He used the opportunity to salute the efforts of partners in the campaign like the Global Fund, UNICEF, MTN, IRESCO, amongst others that are contributing to knock out malaria from the country. There are 374 containers of mosquito nets to be proportionally distributed to the various regions of Cameroon, which cost the Government FCFA 34 billion.

The Northwest with a population of 1,851,617 would receive 856,182 bed-nets while the Southwest with a 1,420,277 would receive 656,733 bed nets. The Minister of Public Health, Andre Mama Fouda, disclosed that these nets can be washed over 20 times with simple soap and not detergents.

Every two persons in a household would receive a bed net to ensure that everybody is protected from the killer disease. The target is to protect 14 million Cameroonians before December 2011. In the same light, the Minister declared that Cameroon is the first country in Central Africa to engage in the campaign against malaria.

He urged Cameroonians to help fight malaria and protect their kids against the disease through the effective use of the nets to be distributed subsequently.
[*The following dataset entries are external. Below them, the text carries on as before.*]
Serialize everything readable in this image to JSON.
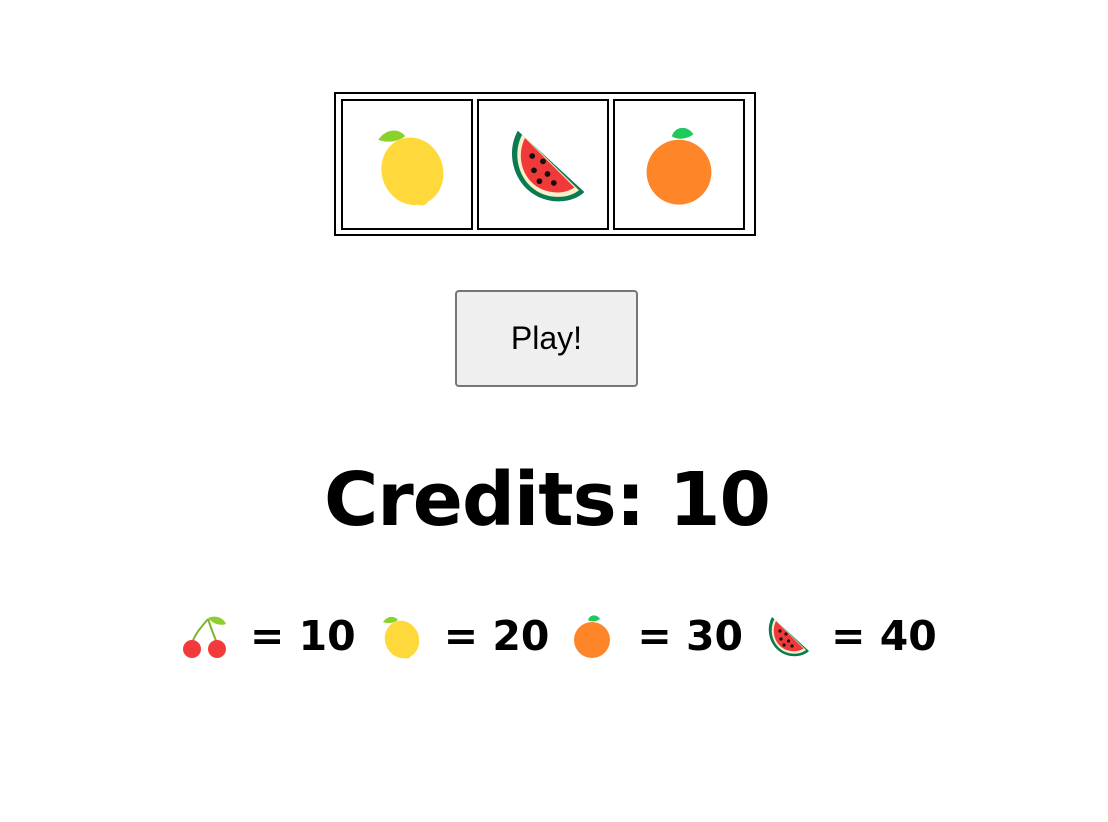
{
  "reels": [
    {
      "symbol": "lemon-icon"
    },
    {
      "symbol": "watermelon-icon"
    },
    {
      "symbol": "orange-icon"
    }
  ],
  "play_button": {
    "label": "Play!"
  },
  "credits": {
    "text": "Credits: 10"
  },
  "paytable": [
    {
      "symbol": "cherry-icon",
      "text": "= 10"
    },
    {
      "symbol": "lemon-icon",
      "text": "= 20"
    },
    {
      "symbol": "orange-icon",
      "text": "= 30"
    },
    {
      "symbol": "watermelon-icon",
      "text": "= 40"
    }
  ],
  "colors": {
    "lemon": "#ffd83b",
    "leaf": "#8cd02c",
    "orange": "#ff8628",
    "orange_leaf": "#1fc95b",
    "watermelon_rind": "#0a7a52",
    "watermelon_flesh": "#f03a3a",
    "cherry": "#f33a3a"
  }
}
Charlotte Fatty Ndiaye, the World Health Organisation Representative for Cameroon, said subvention from the World Bank and development partners is estimated at US $ 3,800 million.

She encouraged collaboration between public and private partners. To her, “the State can not single handedly eradicate malaria.” Cameroonian musicians like X-maleya, Petit Pays, Richard Kings, Ann-Marie Ndze, Sydney and Ottou Marcellin graced the occasion. It is worthy to note that these musicians played the Malaria Anthem. Also, it was demonstrated how to effectively use the mosquito nets.

Meanwhile, 30 containers of the mosquito nets have arrived in Bamenda, Northwest Region.
The treated nets were received by the Regional Delegate for Public Health, Dr. Victor Ndiforchu and the Malaria Control Regional Chief of Unit Northwest, Dr. Odile Charlotte Tchekountouo.
Dr. Tchekountouo said the nets would be distributed free of charge. She said the distribution exercise will be done in two phases; house-to-house census of the population and the distribution proper.

Tchekountouo explained that a training programme for community-based organisation members in charge of distribution will run from August 25 to 26, on household census and headcount. The household census will follow the training programme from August 30 to September 8, 2011. She further said the distribution of the nets will be carried out from September 15 to 20.

As to measures taken to ensure that no one person collects the net twice and that the nets are not sold, Tchekountouo said receipts would be issued to each household to be used when collecting the mosquito nets and that the community-based distributors would carry registers which will match with the reports on the receipts handed to the different homes. She added that proper sanctions would be meted on any person caught trying to sell the mosquito nets.

Till date the National Malaria Control Committee has distributed only about 2,000,000 bed-nets mostly to children and pregnant women, the most vulnerable groups, which represent only 33 percent of the population. This is less than the 80 percent target set by 2010.

The initiative, “scaling up malaria control for impact in Cameroon, 2011-2015 Global Fund Round 9, an international advocacy to fight malaria comes in to fill the gap.  African Heads of State and Government recognised that malaria is a public health problem in Africa during the Abuja summit in April 2000.

Government, having adhered to the ‘Roll Back Malaria’ initiative, designed a national plan from 2003- 2007, which it revised in 2010, with the major objective of reducing mortality and mobility by 50 percent.

The plan to combat malaria is segmented in six axes, prevention, treatment, research and training; information, communication and social mobilisation; surveillance and follow-up and administration and finances.

* (UB & National Polytechnic Bambui Journalism Students On Internship)
With the support of IRESCO